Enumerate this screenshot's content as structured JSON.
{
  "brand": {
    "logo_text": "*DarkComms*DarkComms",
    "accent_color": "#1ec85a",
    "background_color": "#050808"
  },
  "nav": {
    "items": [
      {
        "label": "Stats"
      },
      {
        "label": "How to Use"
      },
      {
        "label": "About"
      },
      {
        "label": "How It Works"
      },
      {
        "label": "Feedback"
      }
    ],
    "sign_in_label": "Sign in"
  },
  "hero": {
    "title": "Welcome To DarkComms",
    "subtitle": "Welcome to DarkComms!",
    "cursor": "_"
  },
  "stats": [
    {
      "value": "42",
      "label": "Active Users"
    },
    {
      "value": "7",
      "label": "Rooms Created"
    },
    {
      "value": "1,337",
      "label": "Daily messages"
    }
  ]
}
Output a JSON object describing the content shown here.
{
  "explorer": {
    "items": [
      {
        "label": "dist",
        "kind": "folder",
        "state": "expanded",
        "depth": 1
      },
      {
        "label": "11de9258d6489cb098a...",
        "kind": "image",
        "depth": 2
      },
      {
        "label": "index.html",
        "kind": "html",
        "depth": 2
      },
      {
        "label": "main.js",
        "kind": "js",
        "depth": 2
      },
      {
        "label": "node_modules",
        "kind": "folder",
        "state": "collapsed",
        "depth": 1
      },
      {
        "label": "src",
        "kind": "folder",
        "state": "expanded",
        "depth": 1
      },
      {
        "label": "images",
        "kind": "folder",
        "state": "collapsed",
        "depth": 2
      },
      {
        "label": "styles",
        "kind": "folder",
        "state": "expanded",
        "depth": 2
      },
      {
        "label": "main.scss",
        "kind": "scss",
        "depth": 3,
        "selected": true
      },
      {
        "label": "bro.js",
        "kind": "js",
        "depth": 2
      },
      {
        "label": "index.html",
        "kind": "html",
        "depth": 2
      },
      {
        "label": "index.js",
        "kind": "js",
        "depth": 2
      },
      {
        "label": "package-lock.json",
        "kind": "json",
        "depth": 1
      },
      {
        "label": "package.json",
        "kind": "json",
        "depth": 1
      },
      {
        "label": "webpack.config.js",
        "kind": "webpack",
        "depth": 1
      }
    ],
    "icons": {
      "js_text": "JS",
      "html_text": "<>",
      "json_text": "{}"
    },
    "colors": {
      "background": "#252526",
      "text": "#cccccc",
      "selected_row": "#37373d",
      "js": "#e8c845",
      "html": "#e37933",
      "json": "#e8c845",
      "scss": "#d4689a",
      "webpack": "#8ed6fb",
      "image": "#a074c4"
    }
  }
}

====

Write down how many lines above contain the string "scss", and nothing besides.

(Result) 3